Three organizations representing about 9,000 biologists wrote to Interior Secretary Ryan ZinkeRyan Keith ZinkeOvernight Energy: Senate eyes nixing 'forever chemicals' fix from defense bill | Former Obama EPA chief named CEO of green group | Senate reviews Interior, FERC nominees criticized on ethics Senate reviews Interior, FERC nominees criticized on ethics Overnight Energy: Perry to step down as Energy secretary | Future of big-game hunting council up in the air | Dems lose vote against EPA power plant rule MORE and Commerce Secretary Wilbur RossWilbur Louis RossTrump trade adviser pushes back on reports of US-China tariff deal China, US agree to reduce tariffs amid trade talks, Beijing says Income for poorest Americans fell faster than previously thought: study MORE on Monday in an open letter accusing the Trump administration of trying to erode protections for endangered wildlife for commercial profit, according to Reuters.


Changes being considered by the Trump administration to the Endangered Species Act, first announced in July, would end the practice of treating "endangered" species the same as species labeled as "threatened," and would reduce habitat measurements to include an animal's current range, instead of its expected range upon species recovery.

“This is completely disastrous for efforts to save species from extinction,” Duke University conservation professor Stuart Pimm told Reuters of the administration's planned changes.

About 1,600 plant and animal species are currently protected in the U.S. under the Endangered Species Act, which was first signed into law by Republican President Richard Nixon.

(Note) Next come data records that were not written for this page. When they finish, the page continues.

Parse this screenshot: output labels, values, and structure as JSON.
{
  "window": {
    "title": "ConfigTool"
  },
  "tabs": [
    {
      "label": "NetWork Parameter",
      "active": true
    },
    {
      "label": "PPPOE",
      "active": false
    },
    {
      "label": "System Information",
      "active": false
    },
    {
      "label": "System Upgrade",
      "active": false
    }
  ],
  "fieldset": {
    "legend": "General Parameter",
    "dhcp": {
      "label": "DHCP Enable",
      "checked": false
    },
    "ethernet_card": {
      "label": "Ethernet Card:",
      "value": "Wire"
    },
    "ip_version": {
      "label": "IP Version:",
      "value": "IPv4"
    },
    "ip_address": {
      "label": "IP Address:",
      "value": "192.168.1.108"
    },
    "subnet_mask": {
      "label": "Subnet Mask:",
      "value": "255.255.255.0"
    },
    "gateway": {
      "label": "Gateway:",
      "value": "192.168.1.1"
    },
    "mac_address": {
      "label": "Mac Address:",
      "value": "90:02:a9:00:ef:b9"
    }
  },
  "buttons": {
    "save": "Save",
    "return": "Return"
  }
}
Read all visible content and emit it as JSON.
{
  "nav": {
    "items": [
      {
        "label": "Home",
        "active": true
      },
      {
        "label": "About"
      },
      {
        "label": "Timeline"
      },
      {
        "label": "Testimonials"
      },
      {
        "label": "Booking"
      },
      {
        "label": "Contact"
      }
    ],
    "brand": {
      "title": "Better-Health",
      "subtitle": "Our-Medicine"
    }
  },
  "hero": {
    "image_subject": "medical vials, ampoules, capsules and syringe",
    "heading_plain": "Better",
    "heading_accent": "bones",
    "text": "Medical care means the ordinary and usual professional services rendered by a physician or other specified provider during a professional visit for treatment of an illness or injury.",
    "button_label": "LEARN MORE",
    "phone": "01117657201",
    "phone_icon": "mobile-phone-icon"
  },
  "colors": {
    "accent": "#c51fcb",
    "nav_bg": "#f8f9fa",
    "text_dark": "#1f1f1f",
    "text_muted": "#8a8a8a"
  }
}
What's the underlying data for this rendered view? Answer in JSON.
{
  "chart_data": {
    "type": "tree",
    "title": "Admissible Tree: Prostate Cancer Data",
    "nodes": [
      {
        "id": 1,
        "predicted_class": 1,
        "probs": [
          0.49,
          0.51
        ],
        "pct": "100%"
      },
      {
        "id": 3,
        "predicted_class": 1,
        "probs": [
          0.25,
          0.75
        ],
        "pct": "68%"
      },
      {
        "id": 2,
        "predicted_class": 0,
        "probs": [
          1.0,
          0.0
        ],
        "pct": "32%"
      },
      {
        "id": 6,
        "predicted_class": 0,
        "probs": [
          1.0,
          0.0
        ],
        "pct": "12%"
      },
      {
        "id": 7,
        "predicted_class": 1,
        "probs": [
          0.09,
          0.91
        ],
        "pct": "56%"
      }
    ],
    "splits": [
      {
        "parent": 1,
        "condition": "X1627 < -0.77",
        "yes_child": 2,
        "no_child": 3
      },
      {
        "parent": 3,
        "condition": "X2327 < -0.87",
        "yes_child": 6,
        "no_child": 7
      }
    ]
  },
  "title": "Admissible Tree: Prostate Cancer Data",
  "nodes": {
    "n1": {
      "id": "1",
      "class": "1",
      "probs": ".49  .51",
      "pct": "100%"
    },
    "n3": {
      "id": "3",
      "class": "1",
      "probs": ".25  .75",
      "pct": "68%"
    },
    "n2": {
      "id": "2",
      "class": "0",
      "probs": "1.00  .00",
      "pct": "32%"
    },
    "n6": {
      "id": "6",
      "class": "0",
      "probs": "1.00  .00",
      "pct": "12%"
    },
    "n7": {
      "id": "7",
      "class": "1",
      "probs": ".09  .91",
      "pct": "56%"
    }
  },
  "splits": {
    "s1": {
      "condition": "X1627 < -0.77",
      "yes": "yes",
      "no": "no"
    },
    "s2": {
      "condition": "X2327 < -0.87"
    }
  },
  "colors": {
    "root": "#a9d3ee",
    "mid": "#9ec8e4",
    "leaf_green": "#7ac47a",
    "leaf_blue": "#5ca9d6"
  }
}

The act is credited with the revival of iconic American animal species including the bald eagle, California condor, and the grizzly bear, while environmental groups argue that the act should be lauded for saving other species from extinction.

A spokesman for the U.S. Fish and Wildlife Service told Reuters that the Trump administration encourages “input on our proposed ESA regulatory changes from all stakeholders as part of a robust and transparent public process.”